The Alchemist poorly presents cliche messages and falls short of expectations

Paul Coelho’s well known classic follows a boy while on the journey to fulfill his “Personal Legend” and overall proves to be somewhat abrasive and relatively unremarkable


Noel Major

“‘I must have no fear of failure. It was my fear of failure that first kept me from attempting the Master Work.’” — Paulo Coelho, The Alchemist

I read The Alchemist by Paulo Coelho over the span of about two weeks for AP English Literature. I don’t blame this class for this assigned novel whatsoever — it was actually a choice novel. I’ve heard many positive reviews of the bestselling classic before and didn’t expect it to fall so short of expectations.

This novel follows a young shepherd boy, Santiago, who travels to the Egyptian Pyramids to locate a hidden treasure after an old disguised king convinces him that all the powers of the world would combine to assist in making the journey successful. Along the way Santiago learns about self-actualization, love, and the importance of destiny and fate.

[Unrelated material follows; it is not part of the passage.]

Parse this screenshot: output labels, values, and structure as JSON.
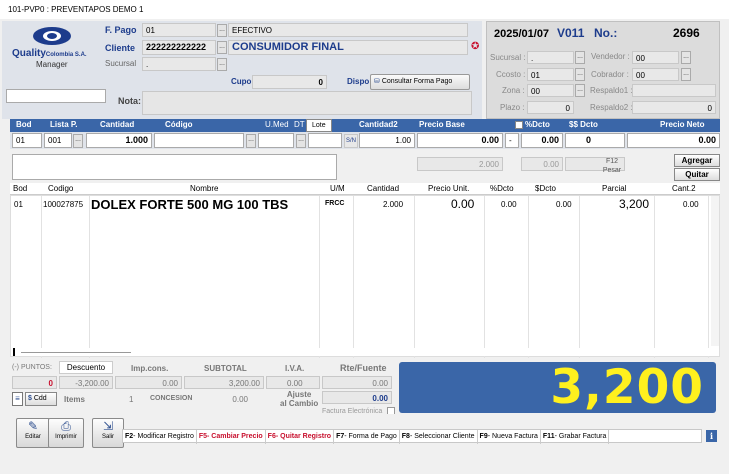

There are many things that try to keep him from his destiny, which the old king refers to as his “Personal Legend”. He considers staying with his flock of sheep and continuing to tend to them, falls in love with a woman named Fatima who he wishes to stay in the desert with, and even has to get over his personal fears surrounding the journey to the pyramids.

Santiago eventually travels across the desert in search of this treasure.

The plot itself is incredibly cliche, and while I do understand that this book was written in the 1980s and officially set the cliche “hero on a journey to find material wealth, then realizes the wealth was ideological the whole time” story, it was still very poorly done and lacked any level of depth.

I would argue that, in general, other novels following this cliche storyline actually do it better than the “original”.

The messages integrated into the novel were painfully predictable: follow your dreams without fear, don’t let small things of the present hold you back from your true future, etc. But even messages like these could have been saved if they were written in a philosophical, indirect, and sophisticated style.

They weren’t. The lessons Santiago learns were stated bluntly and abrasively, completely unraveling any remotely interesting build up working towards one of Santiago’s unremarkable epiphanies.

Another difficult thing for me to look past is the fact that Santiago is practically the only actual character. All the others he meets along the journey (including Fatima, the old king, the alchemist, and the crystal merchant) are entirely allegorical. There is absolutely no existent character development.

I understand that this was intentional — these individuals weren’t supposed to have any actual traits, their only purpose was to be representative. But because Santiago is incredibly unmemorable, it’s really hard to continue reading when he’s the only actual character in the novel that moves the predictable plot along.

I get that The Alchemist is an American classic that set a lot of cliches and allegorical writing styles in place for future literature, and that would be okay if it was done well. It just wasn’t.

Overall, I would not recommend this novel. I would give The Alchemist a 1.5/5 star rating.